Information given:
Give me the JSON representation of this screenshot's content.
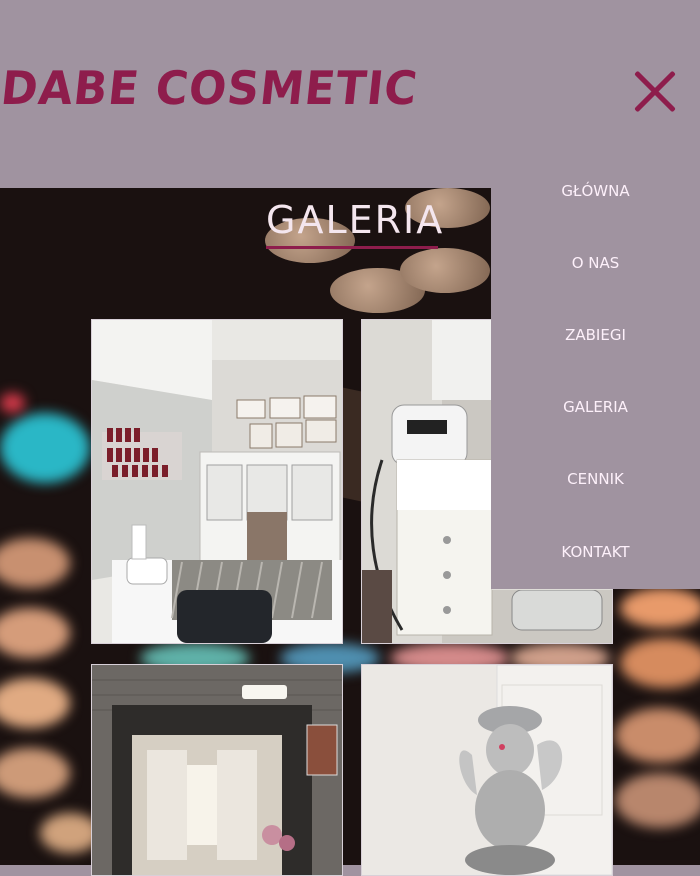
{
  "header": {
    "logo": "DABE COSMETIC"
  },
  "page": {
    "title": "GALERIA"
  },
  "menu": {
    "items": [
      {
        "label": "GŁÓWNA"
      },
      {
        "label": "O NAS"
      },
      {
        "label": "ZABIEGI"
      },
      {
        "label": "GALERIA"
      },
      {
        "label": "CENNIK"
      },
      {
        "label": "KONTAKT"
      }
    ]
  },
  "colors": {
    "brand": "#8e1d4c",
    "header_bg": "#a093a0",
    "menu_text": "#fdf0fa"
  },
  "icons": {
    "close": "close-icon"
  }
}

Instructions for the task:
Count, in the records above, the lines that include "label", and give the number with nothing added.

Answer to the problem:
6